BEGIN Provided entries

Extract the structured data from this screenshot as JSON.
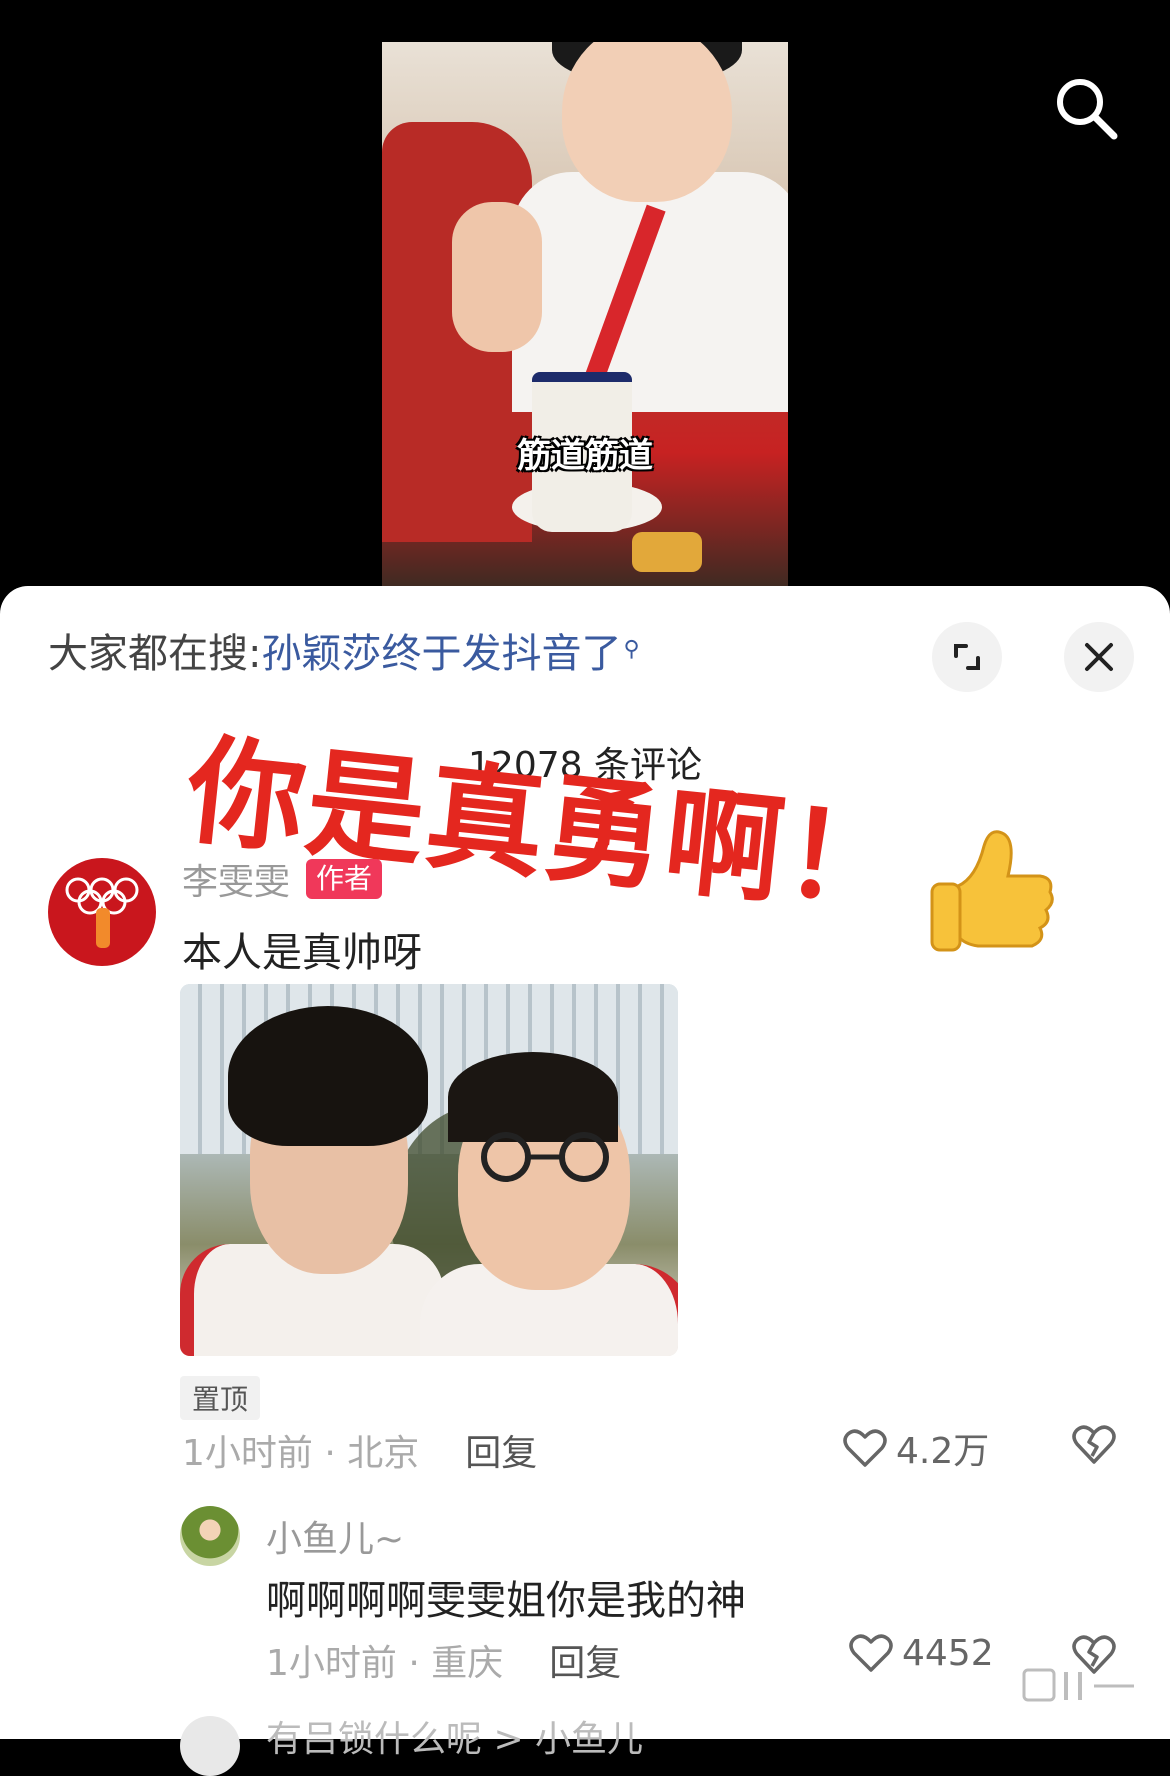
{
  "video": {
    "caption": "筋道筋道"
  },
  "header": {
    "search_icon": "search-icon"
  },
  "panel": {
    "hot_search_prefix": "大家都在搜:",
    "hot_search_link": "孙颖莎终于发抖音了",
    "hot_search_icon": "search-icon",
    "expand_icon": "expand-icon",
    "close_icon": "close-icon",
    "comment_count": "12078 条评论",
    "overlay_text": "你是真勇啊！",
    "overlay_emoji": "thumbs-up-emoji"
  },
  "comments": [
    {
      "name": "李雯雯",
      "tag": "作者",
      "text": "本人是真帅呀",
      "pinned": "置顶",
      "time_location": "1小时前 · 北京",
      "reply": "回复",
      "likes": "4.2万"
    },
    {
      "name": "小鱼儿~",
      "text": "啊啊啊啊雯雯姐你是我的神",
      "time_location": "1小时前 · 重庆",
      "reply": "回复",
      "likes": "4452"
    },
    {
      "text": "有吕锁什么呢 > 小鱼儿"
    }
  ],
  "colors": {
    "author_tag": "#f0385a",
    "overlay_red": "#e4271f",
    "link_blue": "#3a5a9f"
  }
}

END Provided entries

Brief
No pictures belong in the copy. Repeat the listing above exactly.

Your response
Extract the structured data from this screenshot as JSON.
{
  "video": {
    "caption": "筋道筋道"
  },
  "header": {
    "search_icon": "search-icon"
  },
  "panel": {
    "hot_search_prefix": "大家都在搜:",
    "hot_search_link": "孙颖莎终于发抖音了",
    "hot_search_icon": "search-icon",
    "expand_icon": "expand-icon",
    "close_icon": "close-icon",
    "comment_count": "12078 条评论",
    "overlay_text": "你是真勇啊！",
    "overlay_emoji": "thumbs-up-emoji"
  },
  "comments": [
    {
      "name": "李雯雯",
      "tag": "作者",
      "text": "本人是真帅呀",
      "pinned": "置顶",
      "time_location": "1小时前 · 北京",
      "reply": "回复",
      "likes": "4.2万"
    },
    {
      "name": "小鱼儿~",
      "text": "啊啊啊啊雯雯姐你是我的神",
      "time_location": "1小时前 · 重庆",
      "reply": "回复",
      "likes": "4452"
    },
    {
      "text": "有吕锁什么呢 > 小鱼儿"
    }
  ],
  "colors": {
    "author_tag": "#f0385a",
    "overlay_red": "#e4271f",
    "link_blue": "#3a5a9f"
  }
}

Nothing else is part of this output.